Many significant churches in both France and Italy are hosts to relics, items belonging to persons of religious significance. These are often bones, but in Prato's case the relic is no less than Mary's girdle. Displaying it to the community each year is a very big event, and culminates in the Archbishop displaying the girdle from a speaking platform in the duomo, above the piazza crammed with thousands of people. Banners are hung from windows all around the piazza and proceedings are beamed onto an enormous screen so no one misses out.
Before this, however, hundreds dress in medieval costume and a procession makes its way through the streets as dark falls - musicians, archers, flag flourishers, stilt walkers and trumpet blowers.
|I need a stronger flash. . .|
Spectacular, and the Monash terrace provided fifteen of us with a great view -we all contributed something to eat and celebrated the occasion.

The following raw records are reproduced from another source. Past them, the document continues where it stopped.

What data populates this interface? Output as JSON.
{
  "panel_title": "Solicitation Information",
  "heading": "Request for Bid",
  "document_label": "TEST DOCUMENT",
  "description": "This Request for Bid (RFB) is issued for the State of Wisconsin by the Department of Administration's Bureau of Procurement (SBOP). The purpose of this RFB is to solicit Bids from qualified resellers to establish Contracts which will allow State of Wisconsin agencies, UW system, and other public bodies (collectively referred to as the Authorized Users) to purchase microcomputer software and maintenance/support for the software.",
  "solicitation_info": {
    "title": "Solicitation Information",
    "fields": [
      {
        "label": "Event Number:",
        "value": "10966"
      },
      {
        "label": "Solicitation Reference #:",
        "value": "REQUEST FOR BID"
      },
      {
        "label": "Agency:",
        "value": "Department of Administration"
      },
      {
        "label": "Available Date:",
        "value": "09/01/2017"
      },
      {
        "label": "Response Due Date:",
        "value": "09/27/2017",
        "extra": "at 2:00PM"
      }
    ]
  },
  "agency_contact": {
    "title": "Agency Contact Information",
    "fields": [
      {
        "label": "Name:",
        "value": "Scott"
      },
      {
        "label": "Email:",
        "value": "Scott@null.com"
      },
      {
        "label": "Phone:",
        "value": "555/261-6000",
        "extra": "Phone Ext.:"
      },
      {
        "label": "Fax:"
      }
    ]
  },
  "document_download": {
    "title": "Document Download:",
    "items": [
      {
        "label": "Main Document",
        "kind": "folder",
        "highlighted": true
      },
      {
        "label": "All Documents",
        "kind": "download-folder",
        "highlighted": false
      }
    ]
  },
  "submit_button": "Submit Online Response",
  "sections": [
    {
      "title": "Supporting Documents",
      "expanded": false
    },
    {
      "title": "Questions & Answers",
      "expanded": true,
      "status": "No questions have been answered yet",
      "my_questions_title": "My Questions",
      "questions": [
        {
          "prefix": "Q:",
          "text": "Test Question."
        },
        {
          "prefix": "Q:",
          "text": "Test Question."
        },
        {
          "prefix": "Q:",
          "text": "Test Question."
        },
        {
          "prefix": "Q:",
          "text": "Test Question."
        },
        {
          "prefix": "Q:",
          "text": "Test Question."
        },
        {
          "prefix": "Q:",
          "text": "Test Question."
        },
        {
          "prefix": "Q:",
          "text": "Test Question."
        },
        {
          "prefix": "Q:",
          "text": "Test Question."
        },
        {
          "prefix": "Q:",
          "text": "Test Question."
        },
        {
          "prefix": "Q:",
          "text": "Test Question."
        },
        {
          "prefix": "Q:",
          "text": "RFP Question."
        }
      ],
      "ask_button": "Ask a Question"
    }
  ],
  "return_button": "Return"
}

I made focaccia (which I'm happy to say a number of people want the recipe for - see previous post for the recipe) and also a farro salad, which also disappeared quickly. Farro is regarded as the 'mother of all grains', the original ancient grain from which all others issued forth, including rice, barley, wheat and rye. It's very popular throughout Italy and is enjoying growing popularity world -wide these days; it's sold as a whole grain, and when cooked has a nutty, chewy texture that is a platform for almost any flavour you can think of - sesame oil, toasted nuts, roast or raw vegetables, fruits, lemon and of course extra virgin olive oil.
Farro is very low in gluten, a useful thing to know. I used farro perlato, where the hull of the grain has been removed so there is no need to pre-soak (actually perlato was the only kind I could find in the supermarket here). Just cover with about 7 cm water, bring to simmer point uncovered, and simmer for 6-10 minutes or just until the texture of the grains are chewy but not raw tasting or tough. Drain immediately, refresh under cold water and drain again. I added roasted eggplant, red capsicum (raw), diced apple, toasted walnuts and almonds, red onion slices, diced feta cheese and lots of chopped flat leaf parsley. Then I tossed in a garlic, lemon, honey and rosemary dressing. Obviously farro can carry flavours such as curry, mustard, orange, spices, mint or coriander just as well, and heaps of different chopped vegetables and/or fruits. It's also great thrown into soups, just as it is.
|It was quite a big bowl full!|
I've not met anyone who doesn't like biscotti, but here in Prato they have a special claim to fame. Not only did these famous twice-baked biscuits originate in Prato - the first documented recipe for them is centuries old and preserved in the State of Prato - but Elizabeth Taylor was especially fond of biscotti di Prato, or cantuccini as they are called here. They come in all flavours, and are centre stage in most food shops and bakeries; the Antonio Mattei shop has been doing a great trade in making, marketing and exporting them for generations.
Traditionally, cantuccini is either dunked in vinsanto, a rather sweet wine similar to a marsala; or served with vinsanto on the side (I'm sure the Roman legions weren't too concerned with such niceties, though, and ate them more because they keep a long time). They're the perfect finish to a meal - not heavy or intrusive but they have loads of texture, taste and are so simple to make.
I'm getting behind on these postss, so much happens; but the next post will be about an outstanding trattoria, La Fontana, and us walking the Cinque Terre.